NIGHTMARES IN A DAMAGED BRAIN (1981). Review by Steve Kirkham



4 Stars
Severin Films. Special Edition 4K UHD/Blu Ray. 26th February

Me and NIGHTMARES IN A DAMAGED BRAIN have history – during the whole video nasties debacle, of which this a ‘prime’ title, I was working in a video store – so saw first hand what was occurring at the time. Fast forward a few years and the title had been rehabilitated enough to be released on DVD. I was involved in that disc, creating the sleeve artwork (based on the classic World of Video 2000 cover) and also did the DVD authoring on it, if memory serves! Since then it has been previously released on Blu-ray in the U.K. by 88 Films and now we have this new iteration from Severin in a UHD/Blu combo of this gore extravaganza.

Sleazy and blood-soaked from the beginning, this takes no prisoners, with plentiful nudity and lashings of the red stuff (and no I don’t mean tomato sauce). I expect most readers are familiar with the story about a patient, George Tatum (Baird Stafford), who has undergone an experimental treatment which has supposedly cured him of his violent tendencies – he is released from the asylum, and rather than becoming a model citizen is soon on the rampage, brutally slashing several victims.
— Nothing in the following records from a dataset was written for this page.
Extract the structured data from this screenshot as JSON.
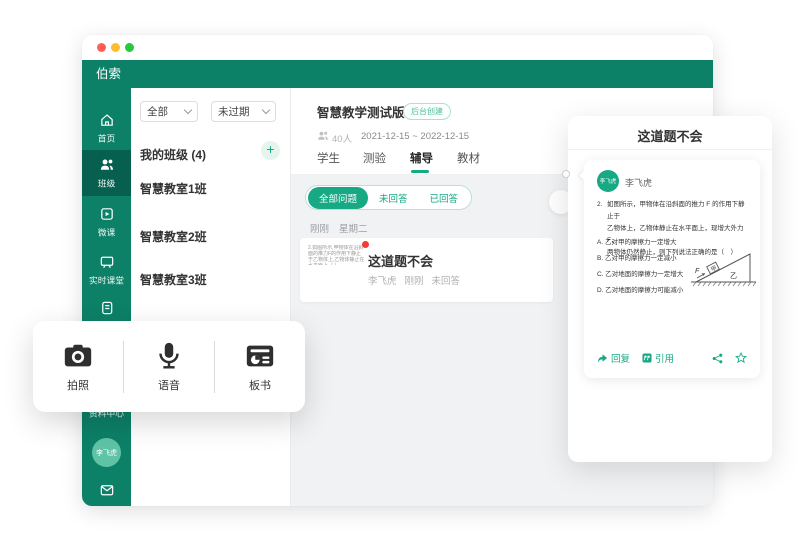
{
  "app": {
    "name": "伯索"
  },
  "colors": {
    "brand_teal": "#0d8068",
    "sidebar_active": "#07604f",
    "accent_green": "#17a884",
    "badge_red": "#f43b2e",
    "traffic_red": "#ff5f57",
    "traffic_yellow": "#febc2e",
    "traffic_green": "#28c840"
  },
  "sidebar": {
    "items": [
      {
        "label": "首页"
      },
      {
        "label": "班级"
      },
      {
        "label": "微课"
      },
      {
        "label": "实时课堂"
      },
      {
        "label": ""
      },
      {
        "label": "资料中心"
      }
    ],
    "avatar_name": "李飞虎"
  },
  "class_list": {
    "filter_type": "全部",
    "filter_status": "未过期",
    "section_title": "我的班级 (4)",
    "add_label": "+",
    "classes": [
      "智慧教室1班",
      "智慧教室2班",
      "智慧教室3班"
    ]
  },
  "class_detail": {
    "title": "智慧教学测试版",
    "badge": "后台创建",
    "student_count": "40人",
    "date_range": "2021-12-15 ~ 2022-12-15",
    "tabs": [
      "学生",
      "测验",
      "辅导",
      "教材"
    ],
    "active_tab": "辅导",
    "filters": [
      "全部问题",
      "未回答",
      "已回答"
    ],
    "active_filter": "全部问题",
    "time_recent": "刚刚",
    "time_day": "星期二",
    "card": {
      "thumb_text": "2.如图所示,甲物体在沿斜面的推力F的作用下静止于乙物体上,乙物体静止在水平面上（ ）",
      "title": "这道题不会",
      "meta_name": "李飞虎",
      "meta_time": "刚刚",
      "meta_status": "未回答"
    }
  },
  "popup": {
    "items": [
      {
        "label": "拍照"
      },
      {
        "label": "语音"
      },
      {
        "label": "板书"
      }
    ]
  },
  "question_panel": {
    "title": "这道题不会",
    "author": "李飞虎",
    "avatar_text": "李飞虎",
    "q_no": "2.",
    "lines": [
      "如图所示，甲物体在沿斜面的推力 F 的作用下静止于",
      "乙物体上，乙物体静止在水平面上，现增大外力 F，",
      "两物体仍然静止，则下列说法正确的是（　）"
    ],
    "options": [
      "A. 乙对甲的摩擦力一定增大",
      "B. 乙对甲的摩擦力一定减小",
      "C. 乙对地面的摩擦力一定增大",
      "D. 乙对地面的摩擦力可能减小"
    ],
    "diagram": {
      "force": "F",
      "block": "甲",
      "wedge": "乙"
    },
    "reply_label": "回复",
    "quote_label": "引用"
  }
}
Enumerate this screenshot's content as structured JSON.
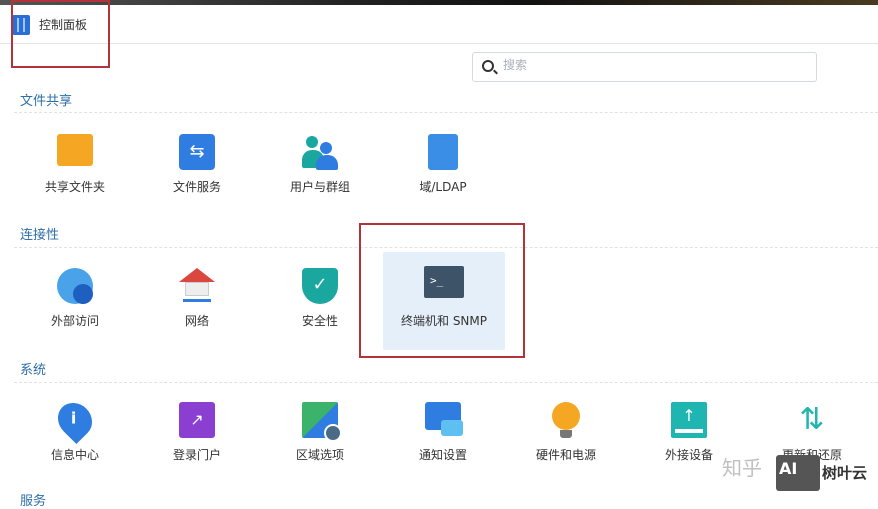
{
  "header": {
    "title": "控制面板"
  },
  "search": {
    "placeholder": "搜索"
  },
  "sections": [
    {
      "title": "文件共享",
      "items": [
        {
          "label": "共享文件夹",
          "icon": "folder-icon"
        },
        {
          "label": "文件服务",
          "icon": "file-services-icon"
        },
        {
          "label": "用户与群组",
          "icon": "users-icon"
        },
        {
          "label": "域/LDAP",
          "icon": "ldap-icon"
        }
      ]
    },
    {
      "title": "连接性",
      "items": [
        {
          "label": "外部访问",
          "icon": "external-access-icon"
        },
        {
          "label": "网络",
          "icon": "network-icon"
        },
        {
          "label": "安全性",
          "icon": "shield-icon"
        },
        {
          "label": "终端机和 SNMP",
          "icon": "terminal-icon"
        }
      ]
    },
    {
      "title": "系统",
      "items": [
        {
          "label": "信息中心",
          "icon": "info-icon"
        },
        {
          "label": "登录门户",
          "icon": "login-portal-icon"
        },
        {
          "label": "区域选项",
          "icon": "regional-icon"
        },
        {
          "label": "通知设置",
          "icon": "notification-icon"
        },
        {
          "label": "硬件和电源",
          "icon": "bulb-icon"
        },
        {
          "label": "外接设备",
          "icon": "external-device-icon"
        },
        {
          "label": "更新和还原",
          "icon": "update-icon"
        }
      ]
    },
    {
      "title": "服务",
      "items": []
    }
  ],
  "watermark": {
    "text": "知乎",
    "badge": "AI",
    "brand": "树叶云"
  }
}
This is actually one of the better of the so-called nasties – though whether it would be remembered today if it hadn’t been caught up in that furore we will never know. Certainly David Hamilton-Grant, the original distributor on VHS in the UK didn’t hurt its reputation, as he released it uncut despite submitting it the BBFC who demanded edits to the film. He also ran a “guess the weight of the brain”competition to promote it! All this found him sent to prison for several months!

The film itself is presented with it’s original onscreen title of NIGHTMARE and, whilst I didn’t have the pleasure of viewing the 4K, I suspect this grungy film is difficult to scrub up too much. Much of your decision to buy will be based on the extras on offer – and as usual Severin come through.

Extras 4 stars

You have two commentaries – one with Baird Stafford, Cleve Hall, Lee Christian and David DeCoteau and a solo one with William Paul; an interview with director Romano Scavolini; Cast and crew interviews – both new and vintage cut together like a documentary to tell how the film was made; Interview with erroneously credited Tom Savini.

The jewel in the crown is a 71 minute documentary from the talented writer/director Sarah Appleton called Damaged: the Very British Obscenity of David Hamilton-Grant. This is a fascinating journey through the life and work of the enigmatic Grant which also encompasses the history of evading censorship, pornography in the UK, sex education movies, x-rated cartoons, sex comedies, hardcore versions of films for foreign markets, the coming of home video, Electric Blue (who remembers those) and the World of Video 2000 label – and, of course, video nasties. This paints a picture of Grant’s involvement in various escapades and his murky life, but he remains something of an enigma. Talking heads include Fiona Richmond, David McGillivray, Vic Pratt, Françoise Pascal and many others. Worth the price of admission.

Steve Kirkham